* [AIM OF THE EXERCISE] Your response should consist of every line below, reproduced without alteration.

[Component data from apps and pages]
● ● ●

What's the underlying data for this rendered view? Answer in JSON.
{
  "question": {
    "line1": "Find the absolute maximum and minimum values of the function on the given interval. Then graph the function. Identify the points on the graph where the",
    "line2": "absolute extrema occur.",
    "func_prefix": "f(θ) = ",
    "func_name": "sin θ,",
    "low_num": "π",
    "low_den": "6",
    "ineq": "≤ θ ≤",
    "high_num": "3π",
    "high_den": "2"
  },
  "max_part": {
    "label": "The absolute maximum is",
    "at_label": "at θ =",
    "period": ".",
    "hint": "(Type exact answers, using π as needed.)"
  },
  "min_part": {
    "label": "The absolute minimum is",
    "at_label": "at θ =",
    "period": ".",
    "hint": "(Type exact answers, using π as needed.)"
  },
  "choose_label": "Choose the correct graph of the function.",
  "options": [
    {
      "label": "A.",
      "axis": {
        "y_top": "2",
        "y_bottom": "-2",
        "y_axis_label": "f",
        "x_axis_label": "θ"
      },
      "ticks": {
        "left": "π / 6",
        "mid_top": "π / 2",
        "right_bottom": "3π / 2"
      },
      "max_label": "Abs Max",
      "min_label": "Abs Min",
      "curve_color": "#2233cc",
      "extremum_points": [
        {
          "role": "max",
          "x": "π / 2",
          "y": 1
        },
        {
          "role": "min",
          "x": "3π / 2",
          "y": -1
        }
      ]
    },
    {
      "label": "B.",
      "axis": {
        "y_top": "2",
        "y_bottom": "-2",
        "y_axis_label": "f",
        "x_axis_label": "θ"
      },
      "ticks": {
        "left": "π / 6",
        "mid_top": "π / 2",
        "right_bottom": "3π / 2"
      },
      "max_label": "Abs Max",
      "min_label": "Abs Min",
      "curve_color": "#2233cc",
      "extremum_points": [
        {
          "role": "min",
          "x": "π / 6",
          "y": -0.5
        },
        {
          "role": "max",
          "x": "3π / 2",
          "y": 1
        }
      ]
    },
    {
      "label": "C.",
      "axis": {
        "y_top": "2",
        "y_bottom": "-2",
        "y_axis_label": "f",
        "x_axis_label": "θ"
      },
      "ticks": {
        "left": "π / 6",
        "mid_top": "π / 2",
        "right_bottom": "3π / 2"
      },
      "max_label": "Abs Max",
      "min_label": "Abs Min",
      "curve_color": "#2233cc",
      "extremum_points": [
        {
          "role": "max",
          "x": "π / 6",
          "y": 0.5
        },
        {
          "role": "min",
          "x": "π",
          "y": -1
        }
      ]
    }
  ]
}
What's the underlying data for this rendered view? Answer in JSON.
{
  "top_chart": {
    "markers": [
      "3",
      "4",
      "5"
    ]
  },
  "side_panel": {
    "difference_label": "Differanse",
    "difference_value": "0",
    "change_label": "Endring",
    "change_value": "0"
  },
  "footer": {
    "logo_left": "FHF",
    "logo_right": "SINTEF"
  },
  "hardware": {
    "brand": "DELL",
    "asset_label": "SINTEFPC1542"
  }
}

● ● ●

* [WORKED SOLUTION]
What's the underlying data for this rendered view? Answer in JSON.
{
  "question": {
    "line1": "Find the absolute maximum and minimum values of the function on the given interval. Then graph the function. Identify the points on the graph where the",
    "line2": "absolute extrema occur.",
    "func_prefix": "f(θ) = ",
    "func_name": "sin θ,",
    "low_num": "π",
    "low_den": "6",
    "ineq": "≤ θ ≤",
    "high_num": "3π",
    "high_den": "2"
  },
  "max_part": {
    "label": "The absolute maximum is",
    "at_label": "at θ =",
    "period": ".",
    "hint": "(Type exact answers, using π as needed.)"
  },
  "min_part": {
    "label": "The absolute minimum is",
    "at_label": "at θ =",
    "period": ".",
    "hint": "(Type exact answers, using π as needed.)"
  },
  "choose_label": "Choose the correct graph of the function.",
  "options": [
    {
      "label": "A.",
      "axis": {
        "y_top": "2",
        "y_bottom": "-2",
        "y_axis_label": "f",
        "x_axis_label": "θ"
      },
      "ticks": {
        "left": "π / 6",
        "mid_top": "π / 2",
        "right_bottom": "3π / 2"
      },
      "max_label": "Abs Max",
      "min_label": "Abs Min",
      "curve_color": "#2233cc",
      "extremum_points": [
        {
          "role": "max",
          "x": "π / 2",
          "y": 1
        },
        {
          "role": "min",
          "x": "3π / 2",
          "y": -1
        }
      ]
    },
    {
      "label": "B.",
      "axis": {
        "y_top": "2",
        "y_bottom": "-2",
        "y_axis_label": "f",
        "x_axis_label": "θ"
      },
      "ticks": {
        "left": "π / 6",
        "mid_top": "π / 2",
        "right_bottom": "3π / 2"
      },
      "max_label": "Abs Max",
      "min_label": "Abs Min",
      "curve_color": "#2233cc",
      "extremum_points": [
        {
          "role": "min",
          "x": "π / 6",
          "y": -0.5
        },
        {
          "role": "max",
          "x": "3π / 2",
          "y": 1
        }
      ]
    },
    {
      "label": "C.",
      "axis": {
        "y_top": "2",
        "y_bottom": "-2",
        "y_axis_label": "f",
        "x_axis_label": "θ"
      },
      "ticks": {
        "left": "π / 6",
        "mid_top": "π / 2",
        "right_bottom": "3π / 2"
      },
      "max_label": "Abs Max",
      "min_label": "Abs Min",
      "curve_color": "#2233cc",
      "extremum_points": [
        {
          "role": "max",
          "x": "π / 6",
          "y": 0.5
        },
        {
          "role": "min",
          "x": "π",
          "y": -1
        }
      ]
    }
  ]
}
What's the underlying data for this rendered view? Answer in JSON.
{
  "top_chart": {
    "markers": [
      "3",
      "4",
      "5"
    ]
  },
  "side_panel": {
    "difference_label": "Differanse",
    "difference_value": "0",
    "change_label": "Endring",
    "change_value": "0"
  },
  "footer": {
    "logo_left": "FHF",
    "logo_right": "SINTEF"
  },
  "hardware": {
    "brand": "DELL",
    "asset_label": "SINTEFPC1542"
  }
}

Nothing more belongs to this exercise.